Background:, Alcoholic liver disease (ALD) requires endotoxemia and is commonly associated with intestinal barrier leakiness. Using monolayers of intestinal epithelial cells as an in vitro barrier model, we showed that ethanol-induced intestinal barrier disruption is mediated by inducible nitric oxide synthase (iNOS) upregulation, nitric oxide (NO) overproduction, and oxidation/nitration of cytoskeletal proteins. We hypothesized that iNOS inhibitors [NG-nitro- l -arginine methyl ester (l -NAME), l -N6 -(1-iminoethyl)-lysine (l -NIL)] in vivo will inhibit the above cascade and liver injury in an animal model of alcoholic steatohepatitis (ASH). Methods:, Male Sprague,Dawley rats were gavaged daily with alcohol (6 g/kg/d) or dextrose for 10 weeks ± l -NAME, l -NIL, or vehicle. Systemic and intestinal NO levels were measured by nitrites and nitrates in urine and tissue samples, oxidative damage to the intestinal mucosa by protein carbonyl and nitrotyrosine, intestinal permeability by urinary sugar tests, and liver injury by histological inflammation scores, liver fat, and myeloperoxidase activity. Results:, Alcohol caused tissue oxidation, gut leakiness, endotoxemia, and ASH. l -NIL and l -NAME, but not the d -enantiomers, attenuated all steps in the alcohol-induced cascade including NO overproduction, oxidative tissue damage, gut leakiness, endotoxemia, hepatic inflammation, and liver injury. Conclusions:, The mechanism we reported for alcohol-induced intestinal barrier disruption in vitro , NO overproduction, oxidative tissue damage, leaky gut, endotoxemia, and liver injury , appears to be relevant in vivo in an animal model of alcohol-induced liver injury. That iNOS inhibitors attenuated all steps of this cascade suggests that prevention of this cascade in alcoholics will protect the liver against the injurious effects of chronic alcohol and that iNOS may be a useful target for prevention of ALD. [source]

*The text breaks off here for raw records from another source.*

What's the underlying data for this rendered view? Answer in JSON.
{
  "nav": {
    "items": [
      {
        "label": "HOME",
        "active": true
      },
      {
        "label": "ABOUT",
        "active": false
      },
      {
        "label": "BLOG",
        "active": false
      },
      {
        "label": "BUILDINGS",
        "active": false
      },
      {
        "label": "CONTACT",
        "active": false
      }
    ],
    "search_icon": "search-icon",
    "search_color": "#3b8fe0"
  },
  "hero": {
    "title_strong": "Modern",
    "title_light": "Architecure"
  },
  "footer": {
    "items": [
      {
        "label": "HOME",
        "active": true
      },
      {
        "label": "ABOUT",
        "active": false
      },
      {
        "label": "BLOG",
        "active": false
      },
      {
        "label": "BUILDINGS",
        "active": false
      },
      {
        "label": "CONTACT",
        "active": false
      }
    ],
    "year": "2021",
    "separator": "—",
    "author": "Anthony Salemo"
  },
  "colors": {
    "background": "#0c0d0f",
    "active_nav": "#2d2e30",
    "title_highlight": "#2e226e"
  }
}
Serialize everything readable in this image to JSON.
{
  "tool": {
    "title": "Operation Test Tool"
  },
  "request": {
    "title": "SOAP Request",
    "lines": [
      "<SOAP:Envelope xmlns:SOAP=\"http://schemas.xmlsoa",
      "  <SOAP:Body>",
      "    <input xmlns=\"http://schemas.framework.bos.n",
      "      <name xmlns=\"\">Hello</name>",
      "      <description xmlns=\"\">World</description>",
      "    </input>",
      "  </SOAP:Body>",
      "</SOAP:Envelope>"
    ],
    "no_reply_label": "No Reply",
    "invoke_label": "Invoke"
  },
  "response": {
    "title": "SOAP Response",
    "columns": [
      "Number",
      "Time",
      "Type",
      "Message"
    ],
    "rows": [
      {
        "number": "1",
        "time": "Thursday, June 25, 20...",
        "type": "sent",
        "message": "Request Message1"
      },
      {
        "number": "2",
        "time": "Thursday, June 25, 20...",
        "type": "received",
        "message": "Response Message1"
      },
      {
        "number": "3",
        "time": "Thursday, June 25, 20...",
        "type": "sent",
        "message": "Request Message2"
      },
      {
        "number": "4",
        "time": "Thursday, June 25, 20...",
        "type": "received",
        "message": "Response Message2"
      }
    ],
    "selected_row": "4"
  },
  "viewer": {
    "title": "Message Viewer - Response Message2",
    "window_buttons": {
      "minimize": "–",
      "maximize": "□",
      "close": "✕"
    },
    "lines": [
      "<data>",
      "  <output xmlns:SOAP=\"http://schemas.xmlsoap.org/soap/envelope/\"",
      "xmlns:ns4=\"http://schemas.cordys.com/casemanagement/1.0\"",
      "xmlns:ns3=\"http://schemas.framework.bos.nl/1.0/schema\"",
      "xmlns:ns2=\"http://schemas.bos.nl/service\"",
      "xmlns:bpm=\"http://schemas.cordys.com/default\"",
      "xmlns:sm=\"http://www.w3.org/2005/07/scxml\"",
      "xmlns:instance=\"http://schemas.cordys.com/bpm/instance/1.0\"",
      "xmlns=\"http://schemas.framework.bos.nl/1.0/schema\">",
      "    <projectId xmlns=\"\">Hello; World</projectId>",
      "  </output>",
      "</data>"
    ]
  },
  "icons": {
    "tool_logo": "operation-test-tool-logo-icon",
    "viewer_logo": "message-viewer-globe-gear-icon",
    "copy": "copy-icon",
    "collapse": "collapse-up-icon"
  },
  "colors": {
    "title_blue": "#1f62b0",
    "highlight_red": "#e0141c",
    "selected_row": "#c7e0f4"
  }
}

NF-,B involvement in the induction of high affinity CAT-2 in lipopolysaccharide-stimulated rat lungs

C.-J. Huang
Background:, Endotoxemia stimulates nitric oxide (NO) biosynthesis through induction of inducible NO synthase (iNOS). Cellular uptake of l -arginine, the sole substrate for iNOS, is an important mechanism regulating NO biosynthesis by iNOS. The isozymes of type-2 cationic amino acid transporters, including CAT-2, CAT-2A, and CAT-2B, constitute the most important pathways responsible for trans -membrane l -arginine transportation. Therefore, regulation of CAT-2 isozymes expression may constitute one of the downstream regulatory pathways that control iNOS activity. We investigated the time course of enzyme induction and the role of nuclear factor-,B (NF-,B) in CAT-2 isozymes expression in lipopolysaccharide-(LPS) treated rat lungs. Methods:, Adult male Sprague,Dawley rats were randomly given intravenous injections of normal saline (N/S), LPS, LPS plus NF-,B inhibitor pre-treatment (PDTC, dexamethasone, or salicylate), or an NF-,B inhibitor alone. The rats were sacrificed at different times after injection and enzyme expression and lung injury were examined. Pulmonary and systemic NO production were also measured. Results:, LPS co-induced iNOS, CAT-2, and CAT-2B but not CAT-2A expression in the lungs. Furthermore, NF-,B actively participated in LPS-induction of iNOS, CAT-2, and CAT-2B. LPS induced pulmonary and systemic NO overproduction and resulted in lung injuries. Attenuation of LPS-induced iNOS, CAT-2, and CAT-2B induction significantly inhibited NO biosynthesis and lessened lung injury. Conclusion:, NF-,B actively participates in the induction of CAT-2 and CAT-2B in intact animals. Our data further support the idea that CAT-2 and CAT-2B are crucial in regulating iNOS activity. [source]